**Requirement**
Gather all lines with "Gradient" from the records.

○ ○ ○ ○

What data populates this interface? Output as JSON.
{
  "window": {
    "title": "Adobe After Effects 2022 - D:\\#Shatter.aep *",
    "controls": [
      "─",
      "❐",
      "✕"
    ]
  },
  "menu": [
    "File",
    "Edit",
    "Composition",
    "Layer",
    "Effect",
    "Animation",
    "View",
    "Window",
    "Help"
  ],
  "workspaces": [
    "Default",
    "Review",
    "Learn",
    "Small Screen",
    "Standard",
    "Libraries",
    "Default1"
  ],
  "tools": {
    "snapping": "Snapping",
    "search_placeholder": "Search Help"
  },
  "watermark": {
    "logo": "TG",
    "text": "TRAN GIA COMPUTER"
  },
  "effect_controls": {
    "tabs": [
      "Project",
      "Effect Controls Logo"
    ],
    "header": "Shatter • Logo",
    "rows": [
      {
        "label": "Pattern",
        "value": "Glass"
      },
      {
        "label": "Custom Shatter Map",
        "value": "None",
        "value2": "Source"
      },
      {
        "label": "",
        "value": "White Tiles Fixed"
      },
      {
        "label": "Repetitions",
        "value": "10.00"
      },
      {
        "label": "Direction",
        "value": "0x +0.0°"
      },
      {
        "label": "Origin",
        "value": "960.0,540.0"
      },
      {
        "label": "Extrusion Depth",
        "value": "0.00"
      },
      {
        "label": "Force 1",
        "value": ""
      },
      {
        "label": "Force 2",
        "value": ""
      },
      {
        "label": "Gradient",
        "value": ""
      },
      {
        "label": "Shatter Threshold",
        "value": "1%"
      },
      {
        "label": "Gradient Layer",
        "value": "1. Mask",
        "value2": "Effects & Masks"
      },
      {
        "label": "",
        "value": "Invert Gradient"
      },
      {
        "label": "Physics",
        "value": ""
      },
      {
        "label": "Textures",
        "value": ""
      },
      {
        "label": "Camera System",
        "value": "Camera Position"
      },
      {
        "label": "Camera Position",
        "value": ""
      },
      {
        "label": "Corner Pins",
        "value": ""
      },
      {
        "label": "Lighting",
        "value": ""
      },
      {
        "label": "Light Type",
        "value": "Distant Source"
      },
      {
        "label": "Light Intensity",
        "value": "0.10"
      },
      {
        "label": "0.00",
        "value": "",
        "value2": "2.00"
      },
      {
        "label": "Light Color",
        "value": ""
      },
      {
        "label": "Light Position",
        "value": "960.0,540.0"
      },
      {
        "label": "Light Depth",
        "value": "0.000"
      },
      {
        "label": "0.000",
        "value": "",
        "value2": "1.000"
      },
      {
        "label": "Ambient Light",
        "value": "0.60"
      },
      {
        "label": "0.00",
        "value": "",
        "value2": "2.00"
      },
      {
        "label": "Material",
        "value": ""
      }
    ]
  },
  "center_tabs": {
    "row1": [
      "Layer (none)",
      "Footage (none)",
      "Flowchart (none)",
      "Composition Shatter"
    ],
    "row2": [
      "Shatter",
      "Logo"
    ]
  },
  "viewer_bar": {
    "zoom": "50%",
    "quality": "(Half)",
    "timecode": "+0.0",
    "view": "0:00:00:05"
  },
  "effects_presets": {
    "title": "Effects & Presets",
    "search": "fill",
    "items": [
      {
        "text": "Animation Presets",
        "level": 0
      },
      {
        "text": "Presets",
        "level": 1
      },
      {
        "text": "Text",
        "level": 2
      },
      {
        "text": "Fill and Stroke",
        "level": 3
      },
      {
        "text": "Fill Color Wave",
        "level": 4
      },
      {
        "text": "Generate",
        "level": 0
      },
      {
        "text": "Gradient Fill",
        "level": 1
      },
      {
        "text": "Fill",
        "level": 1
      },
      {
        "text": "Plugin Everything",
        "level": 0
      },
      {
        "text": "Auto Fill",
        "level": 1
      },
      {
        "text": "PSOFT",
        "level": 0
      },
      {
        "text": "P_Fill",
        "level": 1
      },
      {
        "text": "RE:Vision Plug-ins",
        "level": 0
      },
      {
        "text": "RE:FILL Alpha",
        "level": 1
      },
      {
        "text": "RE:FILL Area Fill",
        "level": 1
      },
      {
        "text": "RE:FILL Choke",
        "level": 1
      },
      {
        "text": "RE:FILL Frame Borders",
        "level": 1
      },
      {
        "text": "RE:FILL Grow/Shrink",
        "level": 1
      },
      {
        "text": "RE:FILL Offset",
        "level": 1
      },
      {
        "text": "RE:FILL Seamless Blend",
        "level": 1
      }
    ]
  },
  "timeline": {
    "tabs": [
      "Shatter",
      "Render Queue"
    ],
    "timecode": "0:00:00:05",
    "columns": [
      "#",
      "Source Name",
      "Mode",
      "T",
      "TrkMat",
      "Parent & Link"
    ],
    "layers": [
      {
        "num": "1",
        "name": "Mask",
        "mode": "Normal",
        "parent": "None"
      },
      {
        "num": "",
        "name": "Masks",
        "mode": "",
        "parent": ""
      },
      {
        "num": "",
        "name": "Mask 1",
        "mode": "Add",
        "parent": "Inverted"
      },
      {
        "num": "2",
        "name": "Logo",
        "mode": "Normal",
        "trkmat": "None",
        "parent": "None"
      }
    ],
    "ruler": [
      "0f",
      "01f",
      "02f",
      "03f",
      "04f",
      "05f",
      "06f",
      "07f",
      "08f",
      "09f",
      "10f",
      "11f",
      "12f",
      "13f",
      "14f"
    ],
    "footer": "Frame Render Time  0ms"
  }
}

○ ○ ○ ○

**Result for this exercise**
        "label": "Gradient",
        "label": "Gradient Layer",
        "value": "Invert Gradient"
        "text": "Gradient Fill",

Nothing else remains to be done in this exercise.